How Do NYC Tourists Spend Their Holidays?
On Christmas Day, the city is oddly desolate. Stores are shuttered, and streets that are usually jammed with the city’s inhabitants are now sprinkled with tourists and the occasional stragglers.
When museums and shopping destinations are closed, tourists head down to Chinatown, where a few restaurants, gift shops, and grocery stores remain open for them to enjoy.
Pauline Halperin, who hails from Cape Town, South Africa, was looking forward to seeing live frogs that she’s heard are sold at Chinese supermarkets.
“It’s so different, you don’t find things like that at home,” said Halperin. She’s visiting the city for the first time with her husband and two teenage children. “It’s always been our dream, on our bucket list,” she said.
Evelyn Silva was disappointed that it didn’t snow on Christmas this year. She comes from Miami, Fla., where the weather is balmier and not nearly as evocative of the holiday spirit. “We only have one kind of weather throughout the year,” she said.
“People see New York during Christmas, the whole magical experience, so why not give it a try?” So Evelyn booked a flight for her sister, Helen, and their mother and grandmother for a “girl’s weekend” in New York City. They plan to stay for six days.
Helen loves “the spirit and the people, the vibe that’s around” during the holidays in New York. In Miami, “we don’t go all out” on the decorations, she said.
On Christmas Eve, they enjoyed a Chinese dinner in Chinatown. “They’ve never tried duck before,” Evelyn said. Today, they’re back in Chinatown for more delicious food.
Dave Young and his family are ecstatic about spending the holidays here. “You name it, we want to see it. Everything, from the Empire State in Manhattan to Staten Island, the Rockettes, everything,” Young said, who’s visiting from England.
Young and his family have pined for New York for years, and now that they are finally here, they’ve got a full itinerary planned out. Their next stop is Chinatown for a Peking duck Christmas dinner.
Young couldn’t stop gushing about the beauty of the city. “I just like the buzz and the vibrancy,” he said. “I was looking down the street at 1 and 2 in the morning and there’s still people walking, there’s still lights and neon signs.

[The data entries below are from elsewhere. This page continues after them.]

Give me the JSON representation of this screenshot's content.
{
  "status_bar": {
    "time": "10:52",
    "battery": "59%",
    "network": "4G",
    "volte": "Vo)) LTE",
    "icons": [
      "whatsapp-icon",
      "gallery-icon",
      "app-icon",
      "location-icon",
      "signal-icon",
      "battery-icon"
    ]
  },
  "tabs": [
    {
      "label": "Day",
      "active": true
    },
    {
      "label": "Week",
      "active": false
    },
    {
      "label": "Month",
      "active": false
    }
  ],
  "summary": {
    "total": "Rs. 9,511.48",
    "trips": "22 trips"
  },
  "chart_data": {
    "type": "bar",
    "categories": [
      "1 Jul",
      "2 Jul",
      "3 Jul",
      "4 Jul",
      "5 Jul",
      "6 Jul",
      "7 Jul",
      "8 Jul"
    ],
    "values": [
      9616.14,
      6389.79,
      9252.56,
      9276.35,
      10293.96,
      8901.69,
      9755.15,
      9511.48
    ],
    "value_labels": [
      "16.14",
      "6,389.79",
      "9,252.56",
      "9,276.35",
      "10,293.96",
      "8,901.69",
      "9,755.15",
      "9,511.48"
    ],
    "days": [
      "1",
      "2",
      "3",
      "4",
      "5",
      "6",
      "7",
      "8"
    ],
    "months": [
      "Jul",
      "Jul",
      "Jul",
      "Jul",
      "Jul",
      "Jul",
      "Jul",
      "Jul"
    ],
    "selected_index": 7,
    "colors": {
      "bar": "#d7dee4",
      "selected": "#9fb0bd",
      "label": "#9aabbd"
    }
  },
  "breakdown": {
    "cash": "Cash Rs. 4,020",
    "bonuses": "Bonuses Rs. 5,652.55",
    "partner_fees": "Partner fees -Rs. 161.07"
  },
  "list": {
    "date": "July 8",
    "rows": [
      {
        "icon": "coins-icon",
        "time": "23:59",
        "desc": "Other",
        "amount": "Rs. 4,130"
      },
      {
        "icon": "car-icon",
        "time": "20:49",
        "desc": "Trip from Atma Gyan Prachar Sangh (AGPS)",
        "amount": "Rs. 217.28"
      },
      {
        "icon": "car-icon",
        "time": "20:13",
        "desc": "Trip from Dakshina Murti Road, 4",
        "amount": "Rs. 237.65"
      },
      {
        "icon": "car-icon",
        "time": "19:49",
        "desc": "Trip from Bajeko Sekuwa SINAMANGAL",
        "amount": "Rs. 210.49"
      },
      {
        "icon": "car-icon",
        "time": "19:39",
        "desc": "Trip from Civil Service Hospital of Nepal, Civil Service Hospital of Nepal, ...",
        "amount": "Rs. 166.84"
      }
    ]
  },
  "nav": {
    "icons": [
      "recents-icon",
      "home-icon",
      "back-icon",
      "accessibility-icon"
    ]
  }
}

It’s just—it’s just great, you know? It’s New York, you feel great just when you say New York, don’t you?”
Although the joyous atmosphere is captivating, for Sarah from Milan, Italy, she still misses spending the time with her family. “But I phone them and write to them, so it’s like being together,” she said. She takes photos of the sites she’s visited and sends them back home.
Christmas Day is also her birthday, and this year was the time to “do something different,” said Sarah, who was wandering around Little Italy with her fiancé, Priano.
Nadeje, from Toulouse, France, also came to New York with her family to celebrate her birthday—her 40th, in fact. Her husband Julien says spending the holidays in the city doesn’t quite feel right.
“For us, it’s not Christmas because we are not at home with family,” Julien said. In Toulouse, there are much more holiday lights installed on the streets, and “when we walk around the streets, you see many, many Santa Clauses,” he said. The family hasn’t spotted any Santas in the city so far, but look forward to visiting gospel choirs in Harlem in the next few days.
Jose Serra, who’s visiting from Miami but is originally from Spain, remembers the times in Madrid when he would celebrate Christmas until Jan. 6, and took part in different traditions on each day of the holiday.
When he moved to Miami three years ago, he found the city lacking the same spirit. “That’s why Santa said let’s come here to New York,” Serra said. He said Santa gifted him, his wife, and three children the plane tickets.
Christmas in New York isn’t quite like Madrid, but it’s close enough for Serra.
Additional reporting by Catherine Yang.